» What you need to do: Even if the data beneath seems repetitive, write it all out again exactly.

» Data provided:
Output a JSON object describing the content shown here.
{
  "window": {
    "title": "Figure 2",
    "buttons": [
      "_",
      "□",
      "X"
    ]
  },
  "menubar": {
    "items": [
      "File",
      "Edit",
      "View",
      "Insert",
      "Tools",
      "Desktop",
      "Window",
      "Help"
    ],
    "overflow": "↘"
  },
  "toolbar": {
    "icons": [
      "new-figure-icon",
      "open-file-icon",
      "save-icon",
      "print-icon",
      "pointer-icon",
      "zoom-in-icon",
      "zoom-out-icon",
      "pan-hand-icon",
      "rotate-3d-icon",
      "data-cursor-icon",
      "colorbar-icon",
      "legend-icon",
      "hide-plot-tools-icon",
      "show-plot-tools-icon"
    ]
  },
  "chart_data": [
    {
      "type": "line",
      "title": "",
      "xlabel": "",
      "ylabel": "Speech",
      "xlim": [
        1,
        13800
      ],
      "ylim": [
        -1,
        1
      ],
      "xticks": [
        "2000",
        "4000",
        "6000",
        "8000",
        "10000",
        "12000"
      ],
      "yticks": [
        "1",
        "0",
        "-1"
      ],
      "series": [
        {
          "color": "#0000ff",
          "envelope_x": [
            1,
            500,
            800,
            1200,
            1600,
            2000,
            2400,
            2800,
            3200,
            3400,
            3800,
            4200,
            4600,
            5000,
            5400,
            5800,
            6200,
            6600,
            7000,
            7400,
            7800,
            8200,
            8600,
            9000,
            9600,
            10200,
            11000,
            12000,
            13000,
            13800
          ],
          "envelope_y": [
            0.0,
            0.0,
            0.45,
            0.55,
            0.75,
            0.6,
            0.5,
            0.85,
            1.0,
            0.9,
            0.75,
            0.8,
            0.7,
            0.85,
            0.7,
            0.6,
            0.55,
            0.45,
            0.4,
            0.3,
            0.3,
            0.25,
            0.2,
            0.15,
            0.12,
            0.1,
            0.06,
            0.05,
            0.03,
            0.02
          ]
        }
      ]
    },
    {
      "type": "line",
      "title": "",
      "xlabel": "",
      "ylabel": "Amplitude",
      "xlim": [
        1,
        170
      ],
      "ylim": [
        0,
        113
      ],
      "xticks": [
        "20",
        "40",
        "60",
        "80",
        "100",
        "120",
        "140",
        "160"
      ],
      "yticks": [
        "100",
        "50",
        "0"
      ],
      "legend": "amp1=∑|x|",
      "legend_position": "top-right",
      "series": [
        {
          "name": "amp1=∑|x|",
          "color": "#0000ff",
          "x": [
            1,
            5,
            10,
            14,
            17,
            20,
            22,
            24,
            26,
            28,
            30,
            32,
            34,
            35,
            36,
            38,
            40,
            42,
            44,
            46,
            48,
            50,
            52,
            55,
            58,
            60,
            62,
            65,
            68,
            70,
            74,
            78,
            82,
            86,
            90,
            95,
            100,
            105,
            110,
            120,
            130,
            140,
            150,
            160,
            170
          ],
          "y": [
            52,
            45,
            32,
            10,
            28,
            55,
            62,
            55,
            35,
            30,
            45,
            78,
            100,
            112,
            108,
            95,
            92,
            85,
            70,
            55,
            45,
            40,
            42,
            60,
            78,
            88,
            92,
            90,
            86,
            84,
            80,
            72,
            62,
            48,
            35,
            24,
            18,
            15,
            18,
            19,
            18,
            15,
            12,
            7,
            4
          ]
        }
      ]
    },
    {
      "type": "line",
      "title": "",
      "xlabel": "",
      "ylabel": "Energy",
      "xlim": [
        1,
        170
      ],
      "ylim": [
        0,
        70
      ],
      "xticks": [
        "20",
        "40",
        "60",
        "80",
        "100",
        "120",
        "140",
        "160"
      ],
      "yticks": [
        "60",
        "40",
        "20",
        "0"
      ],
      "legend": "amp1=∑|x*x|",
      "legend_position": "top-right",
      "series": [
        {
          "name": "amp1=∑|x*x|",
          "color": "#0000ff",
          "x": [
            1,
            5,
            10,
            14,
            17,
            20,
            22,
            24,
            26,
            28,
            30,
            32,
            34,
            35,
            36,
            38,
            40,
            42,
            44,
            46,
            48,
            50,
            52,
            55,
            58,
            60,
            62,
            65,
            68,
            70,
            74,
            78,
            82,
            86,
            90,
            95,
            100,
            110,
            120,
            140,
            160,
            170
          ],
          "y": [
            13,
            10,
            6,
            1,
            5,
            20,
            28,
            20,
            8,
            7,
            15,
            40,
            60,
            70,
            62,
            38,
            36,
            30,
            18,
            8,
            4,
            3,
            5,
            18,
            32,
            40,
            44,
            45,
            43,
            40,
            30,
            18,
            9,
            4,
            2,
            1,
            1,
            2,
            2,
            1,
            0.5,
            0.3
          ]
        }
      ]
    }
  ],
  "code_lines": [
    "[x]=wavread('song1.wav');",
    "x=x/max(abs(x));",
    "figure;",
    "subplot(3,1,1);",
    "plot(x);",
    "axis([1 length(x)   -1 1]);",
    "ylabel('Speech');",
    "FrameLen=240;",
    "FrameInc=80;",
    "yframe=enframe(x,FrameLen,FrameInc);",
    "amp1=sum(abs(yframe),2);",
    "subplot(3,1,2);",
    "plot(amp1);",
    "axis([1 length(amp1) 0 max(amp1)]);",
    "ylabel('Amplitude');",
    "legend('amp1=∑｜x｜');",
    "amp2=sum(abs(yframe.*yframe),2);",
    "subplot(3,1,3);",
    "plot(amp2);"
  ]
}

» Written response:
Output a JSON object describing the content shown here.
{
  "window": {
    "title": "Figure 2",
    "buttons": [
      "_",
      "□",
      "X"
    ]
  },
  "menubar": {
    "items": [
      "File",
      "Edit",
      "View",
      "Insert",
      "Tools",
      "Desktop",
      "Window",
      "Help"
    ],
    "overflow": "↘"
  },
  "toolbar": {
    "icons": [
      "new-figure-icon",
      "open-file-icon",
      "save-icon",
      "print-icon",
      "pointer-icon",
      "zoom-in-icon",
      "zoom-out-icon",
      "pan-hand-icon",
      "rotate-3d-icon",
      "data-cursor-icon",
      "colorbar-icon",
      "legend-icon",
      "hide-plot-tools-icon",
      "show-plot-tools-icon"
    ]
  },
  "chart_data": [
    {
      "type": "line",
      "title": "",
      "xlabel": "",
      "ylabel": "Speech",
      "xlim": [
        1,
        13800
      ],
      "ylim": [
        -1,
        1
      ],
      "xticks": [
        "2000",
        "4000",
        "6000",
        "8000",
        "10000",
        "12000"
      ],
      "yticks": [
        "1",
        "0",
        "-1"
      ],
      "series": [
        {
          "color": "#0000ff",
          "envelope_x": [
            1,
            500,
            800,
            1200,
            1600,
            2000,
            2400,
            2800,
            3200,
            3400,
            3800,
            4200,
            4600,
            5000,
            5400,
            5800,
            6200,
            6600,
            7000,
            7400,
            7800,
            8200,
            8600,
            9000,
            9600,
            10200,
            11000,
            12000,
            13000,
            13800
          ],
          "envelope_y": [
            0.0,
            0.0,
            0.45,
            0.55,
            0.75,
            0.6,
            0.5,
            0.85,
            1.0,
            0.9,
            0.75,
            0.8,
            0.7,
            0.85,
            0.7,
            0.6,
            0.55,
            0.45,
            0.4,
            0.3,
            0.3,
            0.25,
            0.2,
            0.15,
            0.12,
            0.1,
            0.06,
            0.05,
            0.03,
            0.02
          ]
        }
      ]
    },
    {
      "type": "line",
      "title": "",
      "xlabel": "",
      "ylabel": "Amplitude",
      "xlim": [
        1,
        170
      ],
      "ylim": [
        0,
        113
      ],
      "xticks": [
        "20",
        "40",
        "60",
        "80",
        "100",
        "120",
        "140",
        "160"
      ],
      "yticks": [
        "100",
        "50",
        "0"
      ],
      "legend": "amp1=∑|x|",
      "legend_position": "top-right",
      "series": [
        {
          "name": "amp1=∑|x|",
          "color": "#0000ff",
          "x": [
            1,
            5,
            10,
            14,
            17,
            20,
            22,
            24,
            26,
            28,
            30,
            32,
            34,
            35,
            36,
            38,
            40,
            42,
            44,
            46,
            48,
            50,
            52,
            55,
            58,
            60,
            62,
            65,
            68,
            70,
            74,
            78,
            82,
            86,
            90,
            95,
            100,
            105,
            110,
            120,
            130,
            140,
            150,
            160,
            170
          ],
          "y": [
            52,
            45,
            32,
            10,
            28,
            55,
            62,
            55,
            35,
            30,
            45,
            78,
            100,
            112,
            108,
            95,
            92,
            85,
            70,
            55,
            45,
            40,
            42,
            60,
            78,
            88,
            92,
            90,
            86,
            84,
            80,
            72,
            62,
            48,
            35,
            24,
            18,
            15,
            18,
            19,
            18,
            15,
            12,
            7,
            4
          ]
        }
      ]
    },
    {
      "type": "line",
      "title": "",
      "xlabel": "",
      "ylabel": "Energy",
      "xlim": [
        1,
        170
      ],
      "ylim": [
        0,
        70
      ],
      "xticks": [
        "20",
        "40",
        "60",
        "80",
        "100",
        "120",
        "140",
        "160"
      ],
      "yticks": [
        "60",
        "40",
        "20",
        "0"
      ],
      "legend": "amp1=∑|x*x|",
      "legend_position": "top-right",
      "series": [
        {
          "name": "amp1=∑|x*x|",
          "color": "#0000ff",
          "x": [
            1,
            5,
            10,
            14,
            17,
            20,
            22,
            24,
            26,
            28,
            30,
            32,
            34,
            35,
            36,
            38,
            40,
            42,
            44,
            46,
            48,
            50,
            52,
            55,
            58,
            60,
            62,
            65,
            68,
            70,
            74,
            78,
            82,
            86,
            90,
            95,
            100,
            110,
            120,
            140,
            160,
            170
          ],
          "y": [
            13,
            10,
            6,
            1,
            5,
            20,
            28,
            20,
            8,
            7,
            15,
            40,
            60,
            70,
            62,
            38,
            36,
            30,
            18,
            8,
            4,
            3,
            5,
            18,
            32,
            40,
            44,
            45,
            43,
            40,
            30,
            18,
            9,
            4,
            2,
            1,
            1,
            2,
            2,
            1,
            0.5,
            0.3
          ]
        }
      ]
    }
  ],
  "code_lines": [
    "[x]=wavread('song1.wav');",
    "x=x/max(abs(x));",
    "figure;",
    "subplot(3,1,1);",
    "plot(x);",
    "axis([1 length(x)   -1 1]);",
    "ylabel('Speech');",
    "FrameLen=240;",
    "FrameInc=80;",
    "yframe=enframe(x,FrameLen,FrameInc);",
    "amp1=sum(abs(yframe),2);",
    "subplot(3,1,2);",
    "plot(amp1);",
    "axis([1 length(amp1) 0 max(amp1)]);",
    "ylabel('Amplitude');",
    "legend('amp1=∑｜x｜');",
    "amp2=sum(abs(yframe.*yframe),2);",
    "subplot(3,1,3);",
    "plot(amp2);"
  ]
}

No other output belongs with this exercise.